Start of Block

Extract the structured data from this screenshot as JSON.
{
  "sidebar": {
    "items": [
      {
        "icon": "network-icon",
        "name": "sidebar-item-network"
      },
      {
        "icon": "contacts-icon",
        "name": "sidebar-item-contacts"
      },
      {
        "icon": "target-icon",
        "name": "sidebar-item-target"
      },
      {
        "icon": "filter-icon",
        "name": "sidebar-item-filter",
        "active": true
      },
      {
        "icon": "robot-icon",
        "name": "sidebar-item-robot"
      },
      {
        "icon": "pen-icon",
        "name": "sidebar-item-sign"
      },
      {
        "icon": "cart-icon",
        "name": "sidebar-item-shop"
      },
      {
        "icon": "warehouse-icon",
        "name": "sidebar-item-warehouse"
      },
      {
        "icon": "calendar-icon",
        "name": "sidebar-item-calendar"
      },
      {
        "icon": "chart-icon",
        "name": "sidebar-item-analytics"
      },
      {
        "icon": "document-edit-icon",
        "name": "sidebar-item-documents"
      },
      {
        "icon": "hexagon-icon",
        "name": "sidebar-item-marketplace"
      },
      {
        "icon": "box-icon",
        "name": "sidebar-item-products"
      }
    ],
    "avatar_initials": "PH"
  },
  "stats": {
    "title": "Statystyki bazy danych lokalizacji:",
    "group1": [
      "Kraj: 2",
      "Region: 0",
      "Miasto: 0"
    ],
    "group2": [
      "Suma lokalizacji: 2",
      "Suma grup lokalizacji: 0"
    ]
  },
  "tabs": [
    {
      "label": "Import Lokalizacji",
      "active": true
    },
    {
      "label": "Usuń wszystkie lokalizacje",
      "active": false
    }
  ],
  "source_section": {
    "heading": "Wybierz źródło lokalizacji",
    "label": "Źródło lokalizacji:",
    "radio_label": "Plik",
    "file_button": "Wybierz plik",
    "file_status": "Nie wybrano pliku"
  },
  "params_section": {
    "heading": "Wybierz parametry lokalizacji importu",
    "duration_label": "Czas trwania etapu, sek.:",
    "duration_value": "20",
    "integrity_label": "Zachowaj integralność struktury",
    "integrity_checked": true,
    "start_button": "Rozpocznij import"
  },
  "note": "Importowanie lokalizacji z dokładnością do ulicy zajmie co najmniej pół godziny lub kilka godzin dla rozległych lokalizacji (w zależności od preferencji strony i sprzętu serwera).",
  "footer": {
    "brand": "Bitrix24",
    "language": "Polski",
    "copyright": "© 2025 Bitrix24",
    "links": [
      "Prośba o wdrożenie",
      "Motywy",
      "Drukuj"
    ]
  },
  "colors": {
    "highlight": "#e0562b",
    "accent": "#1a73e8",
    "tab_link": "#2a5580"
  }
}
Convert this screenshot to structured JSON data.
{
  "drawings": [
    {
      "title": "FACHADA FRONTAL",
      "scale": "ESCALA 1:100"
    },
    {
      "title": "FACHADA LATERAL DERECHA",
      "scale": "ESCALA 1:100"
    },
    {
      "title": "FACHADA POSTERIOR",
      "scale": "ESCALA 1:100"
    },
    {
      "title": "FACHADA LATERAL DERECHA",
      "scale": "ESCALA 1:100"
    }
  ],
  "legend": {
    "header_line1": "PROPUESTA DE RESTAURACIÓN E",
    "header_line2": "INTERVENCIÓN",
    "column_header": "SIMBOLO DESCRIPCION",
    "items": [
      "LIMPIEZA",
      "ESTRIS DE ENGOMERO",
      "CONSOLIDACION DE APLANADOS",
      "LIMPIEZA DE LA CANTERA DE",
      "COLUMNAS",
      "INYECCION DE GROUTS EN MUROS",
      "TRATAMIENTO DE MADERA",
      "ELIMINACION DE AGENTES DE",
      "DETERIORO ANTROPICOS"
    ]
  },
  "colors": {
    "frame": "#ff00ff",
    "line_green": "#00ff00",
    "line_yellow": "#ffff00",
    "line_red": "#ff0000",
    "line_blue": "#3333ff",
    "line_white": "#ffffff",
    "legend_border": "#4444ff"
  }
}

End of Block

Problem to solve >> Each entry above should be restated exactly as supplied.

Your solution >>
Extract the structured data from this screenshot as JSON.
{
  "sidebar": {
    "items": [
      {
        "icon": "network-icon",
        "name": "sidebar-item-network"
      },
      {
        "icon": "contacts-icon",
        "name": "sidebar-item-contacts"
      },
      {
        "icon": "target-icon",
        "name": "sidebar-item-target"
      },
      {
        "icon": "filter-icon",
        "name": "sidebar-item-filter",
        "active": true
      },
      {
        "icon": "robot-icon",
        "name": "sidebar-item-robot"
      },
      {
        "icon": "pen-icon",
        "name": "sidebar-item-sign"
      },
      {
        "icon": "cart-icon",
        "name": "sidebar-item-shop"
      },
      {
        "icon": "warehouse-icon",
        "name": "sidebar-item-warehouse"
      },
      {
        "icon": "calendar-icon",
        "name": "sidebar-item-calendar"
      },
      {
        "icon": "chart-icon",
        "name": "sidebar-item-analytics"
      },
      {
        "icon": "document-edit-icon",
        "name": "sidebar-item-documents"
      },
      {
        "icon": "hexagon-icon",
        "name": "sidebar-item-marketplace"
      },
      {
        "icon": "box-icon",
        "name": "sidebar-item-products"
      }
    ],
    "avatar_initials": "PH"
  },
  "stats": {
    "title": "Statystyki bazy danych lokalizacji:",
    "group1": [
      "Kraj: 2",
      "Region: 0",
      "Miasto: 0"
    ],
    "group2": [
      "Suma lokalizacji: 2",
      "Suma grup lokalizacji: 0"
    ]
  },
  "tabs": [
    {
      "label": "Import Lokalizacji",
      "active": true
    },
    {
      "label": "Usuń wszystkie lokalizacje",
      "active": false
    }
  ],
  "source_section": {
    "heading": "Wybierz źródło lokalizacji",
    "label": "Źródło lokalizacji:",
    "radio_label": "Plik",
    "file_button": "Wybierz plik",
    "file_status": "Nie wybrano pliku"
  },
  "params_section": {
    "heading": "Wybierz parametry lokalizacji importu",
    "duration_label": "Czas trwania etapu, sek.:",
    "duration_value": "20",
    "integrity_label": "Zachowaj integralność struktury",
    "integrity_checked": true,
    "start_button": "Rozpocznij import"
  },
  "note": "Importowanie lokalizacji z dokładnością do ulicy zajmie co najmniej pół godziny lub kilka godzin dla rozległych lokalizacji (w zależności od preferencji strony i sprzętu serwera).",
  "footer": {
    "brand": "Bitrix24",
    "language": "Polski",
    "copyright": "© 2025 Bitrix24",
    "links": [
      "Prośba o wdrożenie",
      "Motywy",
      "Drukuj"
    ]
  },
  "colors": {
    "highlight": "#e0562b",
    "accent": "#1a73e8",
    "tab_link": "#2a5580"
  }
}
Convert this screenshot to structured JSON data.
{
  "drawings": [
    {
      "title": "FACHADA FRONTAL",
      "scale": "ESCALA 1:100"
    },
    {
      "title": "FACHADA LATERAL DERECHA",
      "scale": "ESCALA 1:100"
    },
    {
      "title": "FACHADA POSTERIOR",
      "scale": "ESCALA 1:100"
    },
    {
      "title": "FACHADA LATERAL DERECHA",
      "scale": "ESCALA 1:100"
    }
  ],
  "legend": {
    "header_line1": "PROPUESTA DE RESTAURACIÓN E",
    "header_line2": "INTERVENCIÓN",
    "column_header": "SIMBOLO DESCRIPCION",
    "items": [
      "LIMPIEZA",
      "ESTRIS DE ENGOMERO",
      "CONSOLIDACION DE APLANADOS",
      "LIMPIEZA DE LA CANTERA DE",
      "COLUMNAS",
      "INYECCION DE GROUTS EN MUROS",
      "TRATAMIENTO DE MADERA",
      "ELIMINACION DE AGENTES DE",
      "DETERIORO ANTROPICOS"
    ]
  },
  "colors": {
    "frame": "#ff00ff",
    "line_green": "#00ff00",
    "line_yellow": "#ffff00",
    "line_red": "#ff0000",
    "line_blue": "#3333ff",
    "line_white": "#ffffff",
    "legend_border": "#4444ff"
  }
}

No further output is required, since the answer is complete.